## AIM OF THE EXERCISE
Only the text carries over: repeat the records exactly and drop the images.

Web page and app entries:
((
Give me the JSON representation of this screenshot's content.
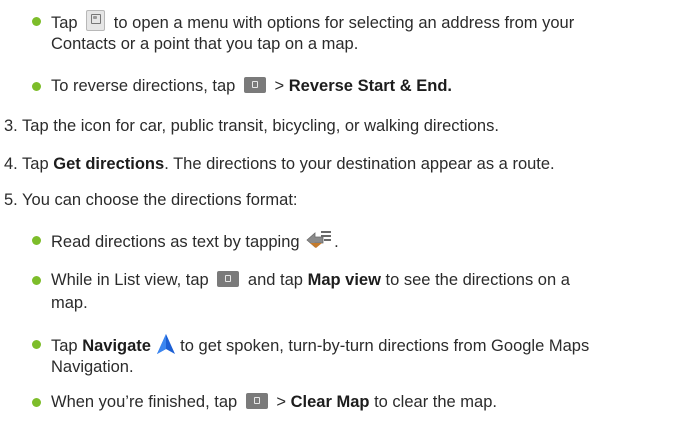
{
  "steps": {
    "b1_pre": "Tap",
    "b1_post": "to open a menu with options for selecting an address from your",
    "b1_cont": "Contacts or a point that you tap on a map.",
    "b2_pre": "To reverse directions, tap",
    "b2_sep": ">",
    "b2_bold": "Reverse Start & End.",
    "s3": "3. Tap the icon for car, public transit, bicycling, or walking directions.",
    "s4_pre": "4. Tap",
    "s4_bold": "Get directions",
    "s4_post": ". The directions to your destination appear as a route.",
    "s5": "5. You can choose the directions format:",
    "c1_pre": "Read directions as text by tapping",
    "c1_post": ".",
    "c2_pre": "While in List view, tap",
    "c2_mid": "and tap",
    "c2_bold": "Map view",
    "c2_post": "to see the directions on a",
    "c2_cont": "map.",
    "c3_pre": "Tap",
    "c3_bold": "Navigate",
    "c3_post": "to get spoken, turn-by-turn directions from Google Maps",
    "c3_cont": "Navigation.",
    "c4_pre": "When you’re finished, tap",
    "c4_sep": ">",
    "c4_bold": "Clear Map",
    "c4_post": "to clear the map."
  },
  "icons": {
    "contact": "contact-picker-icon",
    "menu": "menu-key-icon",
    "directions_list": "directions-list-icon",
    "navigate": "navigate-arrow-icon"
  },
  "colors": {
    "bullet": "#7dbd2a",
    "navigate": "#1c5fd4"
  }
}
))
## EXPECTED OUTPUT
Give me the JSON representation of this screenshot's content.
{
  "steps": {
    "b1_pre": "Tap",
    "b1_post": "to open a menu with options for selecting an address from your",
    "b1_cont": "Contacts or a point that you tap on a map.",
    "b2_pre": "To reverse directions, tap",
    "b2_sep": ">",
    "b2_bold": "Reverse Start & End.",
    "s3": "3. Tap the icon for car, public transit, bicycling, or walking directions.",
    "s4_pre": "4. Tap",
    "s4_bold": "Get directions",
    "s4_post": ". The directions to your destination appear as a route.",
    "s5": "5. You can choose the directions format:",
    "c1_pre": "Read directions as text by tapping",
    "c1_post": ".",
    "c2_pre": "While in List view, tap",
    "c2_mid": "and tap",
    "c2_bold": "Map view",
    "c2_post": "to see the directions on a",
    "c2_cont": "map.",
    "c3_pre": "Tap",
    "c3_bold": "Navigate",
    "c3_post": "to get spoken, turn-by-turn directions from Google Maps",
    "c3_cont": "Navigation.",
    "c4_pre": "When you’re finished, tap",
    "c4_sep": ">",
    "c4_bold": "Clear Map",
    "c4_post": "to clear the map."
  },
  "icons": {
    "contact": "contact-picker-icon",
    "menu": "menu-key-icon",
    "directions_list": "directions-list-icon",
    "navigate": "navigate-arrow-icon"
  },
  "colors": {
    "bullet": "#7dbd2a",
    "navigate": "#1c5fd4"
  }
}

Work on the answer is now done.